(Dataset rows for apps and sites)
◇ ◇ ◇ ◇

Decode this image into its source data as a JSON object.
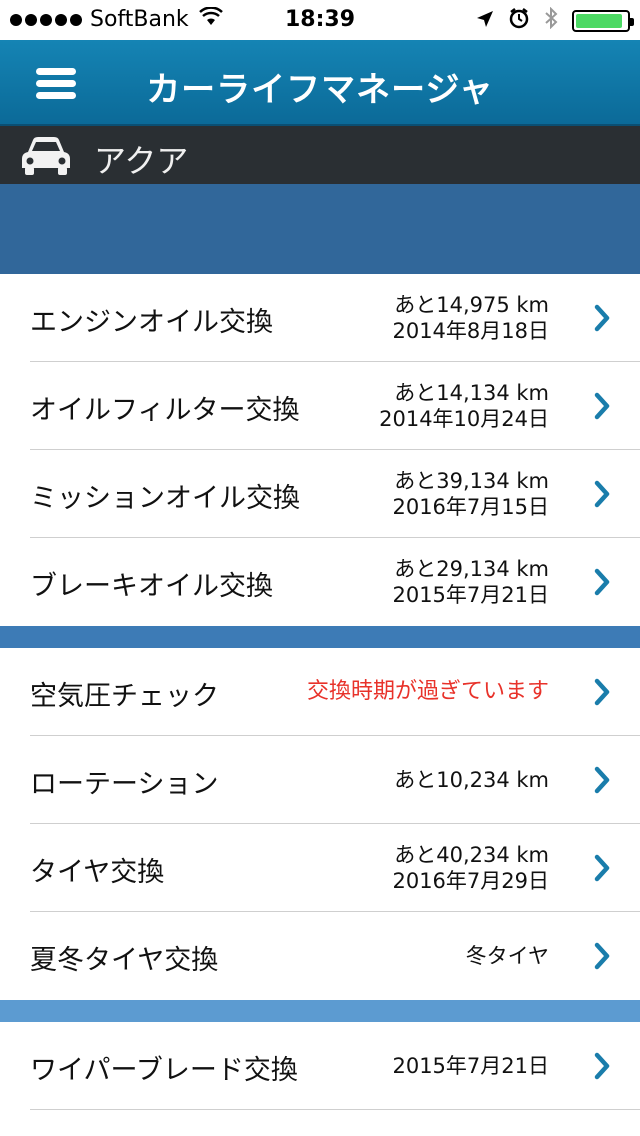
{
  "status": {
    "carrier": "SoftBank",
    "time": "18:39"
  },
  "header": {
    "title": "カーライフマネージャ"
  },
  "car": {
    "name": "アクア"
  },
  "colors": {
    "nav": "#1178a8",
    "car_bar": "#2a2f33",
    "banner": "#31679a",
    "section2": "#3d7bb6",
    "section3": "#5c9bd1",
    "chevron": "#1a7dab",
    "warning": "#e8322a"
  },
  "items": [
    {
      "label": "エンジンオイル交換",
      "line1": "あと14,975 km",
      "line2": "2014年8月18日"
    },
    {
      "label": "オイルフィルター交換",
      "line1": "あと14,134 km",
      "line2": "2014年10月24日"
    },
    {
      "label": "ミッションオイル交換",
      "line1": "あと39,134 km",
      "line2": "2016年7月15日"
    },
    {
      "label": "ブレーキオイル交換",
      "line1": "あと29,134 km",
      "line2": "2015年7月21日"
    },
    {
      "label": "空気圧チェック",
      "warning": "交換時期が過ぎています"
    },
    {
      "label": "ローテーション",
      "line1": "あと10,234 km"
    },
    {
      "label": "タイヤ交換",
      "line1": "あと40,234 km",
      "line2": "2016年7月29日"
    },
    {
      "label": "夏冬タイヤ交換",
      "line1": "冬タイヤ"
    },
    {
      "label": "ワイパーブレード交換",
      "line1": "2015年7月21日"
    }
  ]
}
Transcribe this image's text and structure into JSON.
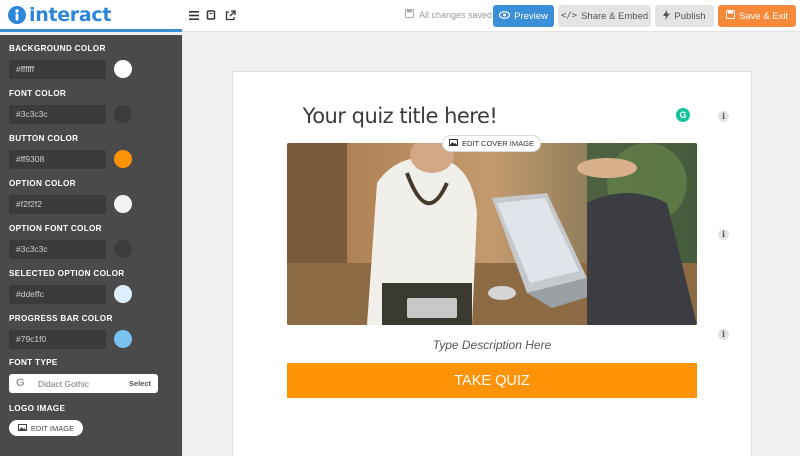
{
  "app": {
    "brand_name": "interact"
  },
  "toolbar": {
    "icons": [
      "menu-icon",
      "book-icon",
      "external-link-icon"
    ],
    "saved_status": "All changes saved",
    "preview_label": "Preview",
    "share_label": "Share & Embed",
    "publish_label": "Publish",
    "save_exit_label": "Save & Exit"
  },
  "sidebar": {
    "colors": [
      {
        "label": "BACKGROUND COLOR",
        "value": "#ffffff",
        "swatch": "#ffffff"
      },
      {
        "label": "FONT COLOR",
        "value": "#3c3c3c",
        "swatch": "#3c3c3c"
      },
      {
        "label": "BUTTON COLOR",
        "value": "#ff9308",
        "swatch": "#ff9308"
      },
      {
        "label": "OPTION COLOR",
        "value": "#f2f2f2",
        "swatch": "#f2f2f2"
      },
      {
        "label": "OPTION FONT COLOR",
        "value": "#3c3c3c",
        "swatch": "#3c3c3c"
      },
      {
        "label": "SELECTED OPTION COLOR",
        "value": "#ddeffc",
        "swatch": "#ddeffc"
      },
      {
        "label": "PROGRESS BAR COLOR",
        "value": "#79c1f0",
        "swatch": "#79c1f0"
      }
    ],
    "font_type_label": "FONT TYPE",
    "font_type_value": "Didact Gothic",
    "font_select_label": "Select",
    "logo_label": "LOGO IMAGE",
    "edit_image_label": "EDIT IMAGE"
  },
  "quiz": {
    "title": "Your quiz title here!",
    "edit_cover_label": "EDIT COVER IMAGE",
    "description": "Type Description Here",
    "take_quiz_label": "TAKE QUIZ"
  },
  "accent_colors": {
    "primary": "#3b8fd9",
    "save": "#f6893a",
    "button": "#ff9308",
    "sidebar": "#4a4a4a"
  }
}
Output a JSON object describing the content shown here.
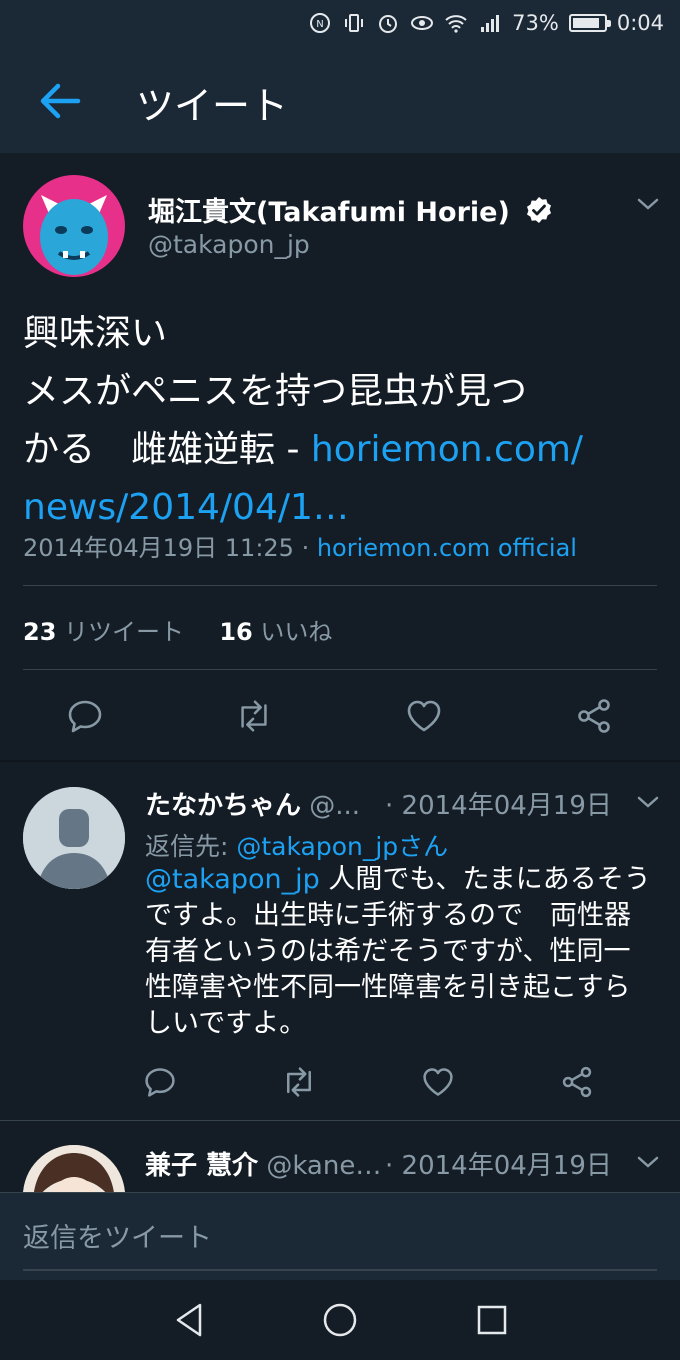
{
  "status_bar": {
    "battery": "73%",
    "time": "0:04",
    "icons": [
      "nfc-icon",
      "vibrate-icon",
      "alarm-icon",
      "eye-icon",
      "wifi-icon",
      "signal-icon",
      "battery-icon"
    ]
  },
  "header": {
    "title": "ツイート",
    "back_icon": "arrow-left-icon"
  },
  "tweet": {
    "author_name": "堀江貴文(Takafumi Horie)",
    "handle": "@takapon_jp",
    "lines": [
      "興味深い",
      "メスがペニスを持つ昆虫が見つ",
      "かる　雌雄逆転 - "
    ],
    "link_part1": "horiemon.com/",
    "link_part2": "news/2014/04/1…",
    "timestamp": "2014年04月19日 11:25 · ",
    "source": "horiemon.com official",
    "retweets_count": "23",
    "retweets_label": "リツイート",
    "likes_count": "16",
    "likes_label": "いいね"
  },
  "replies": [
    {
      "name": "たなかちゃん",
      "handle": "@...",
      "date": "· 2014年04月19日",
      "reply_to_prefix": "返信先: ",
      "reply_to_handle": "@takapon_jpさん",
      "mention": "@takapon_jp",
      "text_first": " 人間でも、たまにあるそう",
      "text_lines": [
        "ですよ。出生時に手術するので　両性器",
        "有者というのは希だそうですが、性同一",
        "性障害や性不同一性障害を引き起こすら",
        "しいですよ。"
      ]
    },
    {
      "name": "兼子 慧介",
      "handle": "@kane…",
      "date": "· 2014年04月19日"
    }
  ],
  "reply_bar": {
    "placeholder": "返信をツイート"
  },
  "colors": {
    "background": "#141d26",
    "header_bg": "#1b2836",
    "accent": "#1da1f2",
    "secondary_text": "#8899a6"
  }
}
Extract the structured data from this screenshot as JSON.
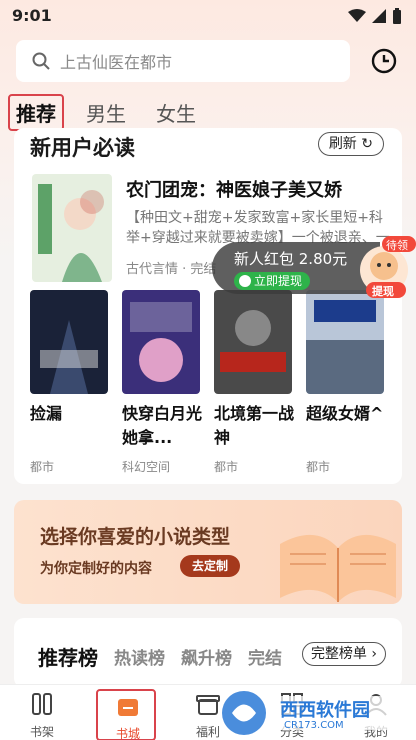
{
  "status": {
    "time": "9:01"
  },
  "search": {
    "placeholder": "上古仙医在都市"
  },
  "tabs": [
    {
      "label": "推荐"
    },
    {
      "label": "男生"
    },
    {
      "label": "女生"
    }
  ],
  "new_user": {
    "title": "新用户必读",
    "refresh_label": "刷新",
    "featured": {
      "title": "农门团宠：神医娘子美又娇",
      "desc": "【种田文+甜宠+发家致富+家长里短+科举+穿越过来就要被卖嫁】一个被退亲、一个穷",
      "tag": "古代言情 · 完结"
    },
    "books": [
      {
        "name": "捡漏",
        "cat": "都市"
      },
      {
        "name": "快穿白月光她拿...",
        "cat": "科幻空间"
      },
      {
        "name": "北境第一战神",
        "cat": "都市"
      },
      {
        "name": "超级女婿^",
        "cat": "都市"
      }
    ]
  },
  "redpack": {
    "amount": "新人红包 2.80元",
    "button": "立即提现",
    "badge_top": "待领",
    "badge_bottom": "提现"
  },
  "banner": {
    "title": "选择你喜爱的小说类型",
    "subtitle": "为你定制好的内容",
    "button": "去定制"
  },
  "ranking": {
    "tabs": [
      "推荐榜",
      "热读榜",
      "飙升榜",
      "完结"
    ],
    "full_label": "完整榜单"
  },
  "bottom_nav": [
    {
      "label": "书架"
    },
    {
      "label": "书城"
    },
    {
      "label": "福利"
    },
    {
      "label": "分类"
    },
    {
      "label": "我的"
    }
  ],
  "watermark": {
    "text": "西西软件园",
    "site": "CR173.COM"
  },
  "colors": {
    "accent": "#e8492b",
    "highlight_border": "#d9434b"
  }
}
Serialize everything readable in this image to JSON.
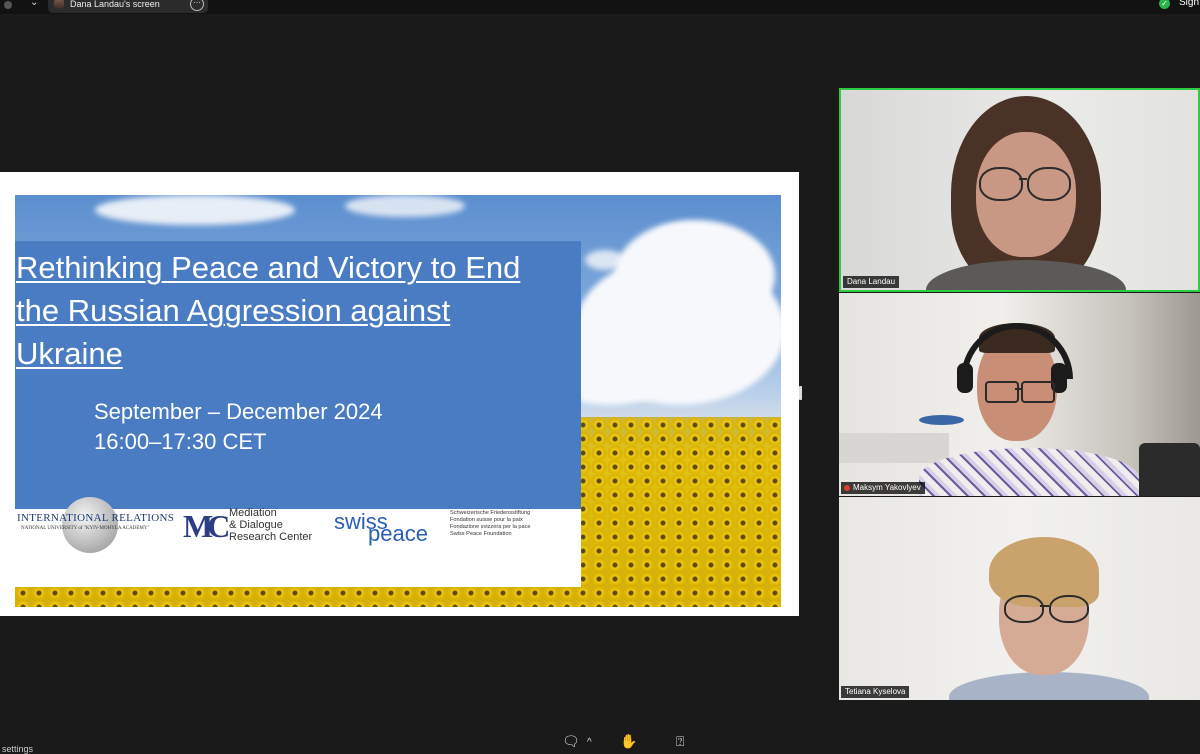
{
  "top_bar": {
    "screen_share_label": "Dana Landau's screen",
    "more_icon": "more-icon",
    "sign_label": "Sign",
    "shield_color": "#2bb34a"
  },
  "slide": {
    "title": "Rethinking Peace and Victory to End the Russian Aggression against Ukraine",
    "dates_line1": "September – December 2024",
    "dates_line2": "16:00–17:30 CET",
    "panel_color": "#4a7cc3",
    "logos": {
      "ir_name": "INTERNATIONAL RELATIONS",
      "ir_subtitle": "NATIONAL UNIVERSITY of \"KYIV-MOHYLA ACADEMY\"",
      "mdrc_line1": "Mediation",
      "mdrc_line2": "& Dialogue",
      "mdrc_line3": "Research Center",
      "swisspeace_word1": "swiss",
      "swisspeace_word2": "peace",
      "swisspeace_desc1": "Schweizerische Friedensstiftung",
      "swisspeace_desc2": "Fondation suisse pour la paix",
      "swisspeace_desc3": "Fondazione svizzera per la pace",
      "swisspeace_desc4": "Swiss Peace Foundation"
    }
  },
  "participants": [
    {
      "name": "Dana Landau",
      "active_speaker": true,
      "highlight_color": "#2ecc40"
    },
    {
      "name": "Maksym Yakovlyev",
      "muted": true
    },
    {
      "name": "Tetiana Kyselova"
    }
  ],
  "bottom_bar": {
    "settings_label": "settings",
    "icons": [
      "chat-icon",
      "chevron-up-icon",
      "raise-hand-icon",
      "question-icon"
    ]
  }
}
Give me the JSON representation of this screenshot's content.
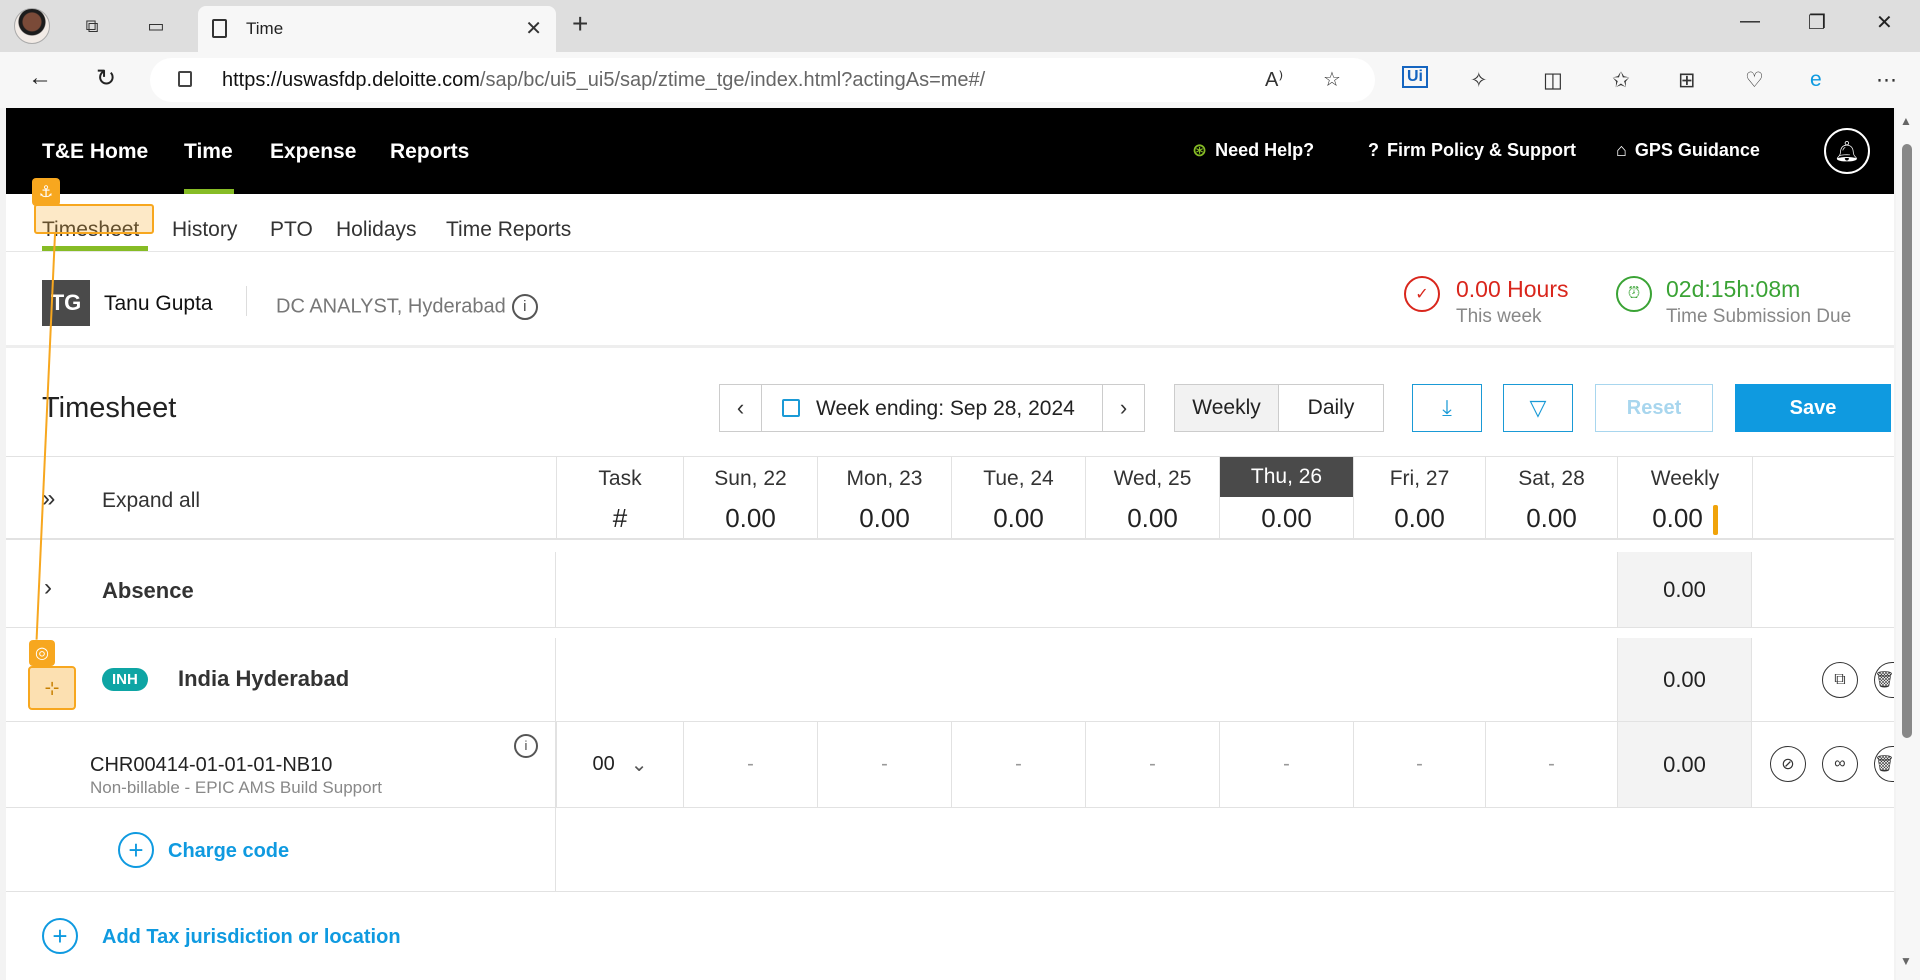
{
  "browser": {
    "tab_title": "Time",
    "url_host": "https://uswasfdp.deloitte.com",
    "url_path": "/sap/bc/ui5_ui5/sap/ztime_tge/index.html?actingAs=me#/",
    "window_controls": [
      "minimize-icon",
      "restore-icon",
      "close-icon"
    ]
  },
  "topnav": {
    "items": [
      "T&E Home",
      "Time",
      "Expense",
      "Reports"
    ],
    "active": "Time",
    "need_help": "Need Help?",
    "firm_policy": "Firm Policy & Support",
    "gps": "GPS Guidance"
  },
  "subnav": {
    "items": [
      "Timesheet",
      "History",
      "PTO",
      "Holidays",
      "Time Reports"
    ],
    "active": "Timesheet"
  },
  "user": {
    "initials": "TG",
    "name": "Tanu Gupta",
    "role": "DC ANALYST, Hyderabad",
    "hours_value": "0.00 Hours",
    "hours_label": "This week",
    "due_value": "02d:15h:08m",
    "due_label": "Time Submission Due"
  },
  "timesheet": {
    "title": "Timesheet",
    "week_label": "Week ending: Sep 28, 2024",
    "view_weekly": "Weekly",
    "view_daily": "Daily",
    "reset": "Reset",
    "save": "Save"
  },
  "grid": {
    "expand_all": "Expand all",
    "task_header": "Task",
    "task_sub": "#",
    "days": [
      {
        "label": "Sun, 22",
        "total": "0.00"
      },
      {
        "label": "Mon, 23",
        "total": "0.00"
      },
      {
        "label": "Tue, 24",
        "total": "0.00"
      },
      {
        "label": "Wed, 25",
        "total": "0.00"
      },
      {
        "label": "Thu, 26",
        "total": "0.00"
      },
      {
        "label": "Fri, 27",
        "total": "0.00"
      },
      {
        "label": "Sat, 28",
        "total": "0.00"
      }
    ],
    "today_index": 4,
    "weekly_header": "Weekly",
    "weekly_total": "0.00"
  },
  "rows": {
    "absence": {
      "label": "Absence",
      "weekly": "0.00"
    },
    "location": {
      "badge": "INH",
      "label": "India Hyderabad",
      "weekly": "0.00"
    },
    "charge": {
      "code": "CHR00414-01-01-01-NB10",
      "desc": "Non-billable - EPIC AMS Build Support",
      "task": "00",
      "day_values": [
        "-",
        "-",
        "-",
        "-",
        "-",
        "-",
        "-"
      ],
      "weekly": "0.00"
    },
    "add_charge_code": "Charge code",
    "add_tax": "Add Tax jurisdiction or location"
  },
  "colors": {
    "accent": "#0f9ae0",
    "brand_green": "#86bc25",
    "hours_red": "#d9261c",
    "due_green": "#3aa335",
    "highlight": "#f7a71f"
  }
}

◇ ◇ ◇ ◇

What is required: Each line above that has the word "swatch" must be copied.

Response to this task:
        "swatch": "#ffffff"
        "swatch": "#3c3c3c"
        "swatch": "#ff9308"
        "swatch": "#f2f2f2"
        "swatch": "#3c3c3c"
        "swatch": "#ddeffc"
        "swatch": "#79c1f0"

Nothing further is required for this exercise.